THEREFORE, BE IT RESOLVED, that the National Hispanic Caucus of State Legislators is committed to the transition to zero emission technologies, and urges the Federal Government to enhance the Federal EV tax credit, expand incentives to other vehicle classes, and invest in EV infrastructure to ensure the transition occurs on an accelerated time frame; and,
BE IT FURTHER RESOLVED, that, specifically, we support the enactment of H.R. 2256 and S. 1094, the “Driving America Forward Act,” amending the Internal Revenue Code of 1986 to modify limitations on the credit for plug-in electric drive motor vehicles, and for other purposes; and,
BE IT FINALLY RESOLVED, that we also support legislative acts which promote ownership of alternative fuel vehicles, motor vehicles described in section 30D(d)(1) of Internal Revenue Code 1986, and other low emission and energy-efficient vehicles through exceptions to the occupancy requirements many jurisdictions require for use in HOV lanes.
THE NHCSL EXECUTIVE COMMITTEE UNANIMOUSLY APPROVED THIS RESOLUTION ON DECEMBER 3, 2019 AT ITS FALL MEETING IN SAN JUAN, PR.
THE NATIONAL HISPANIC CAUCUS OF STATE LEGISLATORS UNANIMOUSLY RATIFIED THIS RESOLUTION ON DECEMBER 5, 2019, AT THE ANNUAL MEETING IN SAN JUAN, PR.

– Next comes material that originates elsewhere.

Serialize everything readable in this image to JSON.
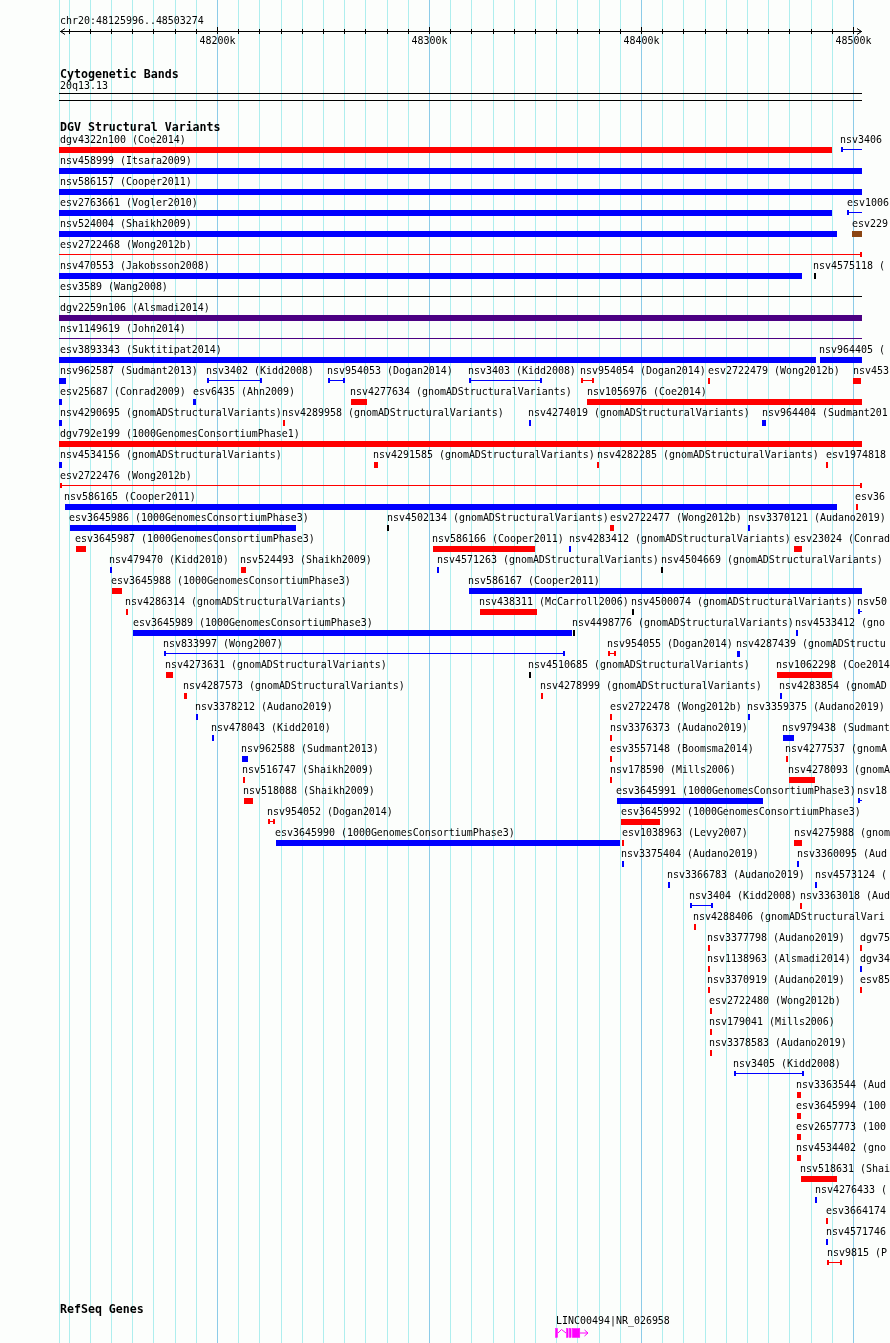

 World Economic Forum, Chart of the day: These countries create most of the world’s CO2 emissions (June 2019). The US ranks lower in per capita emissions but, even then, it is among the top polluters. https://www.weforum.org/agenda/2019/06/chart-of-the-day-these-countries-create-most-of-the-world-s-co2-emissions/
 Climate Transparency, Brown To Green: The G20 Transition Towards A Net-Zero Emissions Economy (2019), p. 20. https://www.climate-transparency.org/wp-content/uploads/2019/11/Brown-to-Green-Report-2019.pdf
 See report by the Electric Coalition regarding Zero-Emission Vehicles (“ZEV”) state policy rankings, noting the existence of state-level incentives which help generate interest in, and stimulate demand for, electric vehicles. These incentives typically consist of tax credits as well as non-monetary incentives like
high-occupancy vehicle (HOV) lane access and preferred parking. (https://www.zevscorecard.com/wp-content/themes/ec/assets/doc/zev_state_policy_rankings_embargo_6_14_2018.pdf)
 A public authority has jurisdiction over the operation of an HOV facility pursuant to 23 U.S.C. § 166.
 For example, 26 U.S.C § 30D(d)(1) places numerous restrictions on qualifying vehicles, such as the requirement that the EV have a “gross weight rating of less than 14,000 pounds,” excluding a wide range of larger motor vehicles.
 In addition to modifying the manufacturing limitations on the credit for plug-in EVs, H.R. 2256 and S. 1094 also extend the phaseout period and eliminate the “24 percent for the 3rd and 4th calendar quarters of the phaseout period” language under 26 U.S.C § 30D(e).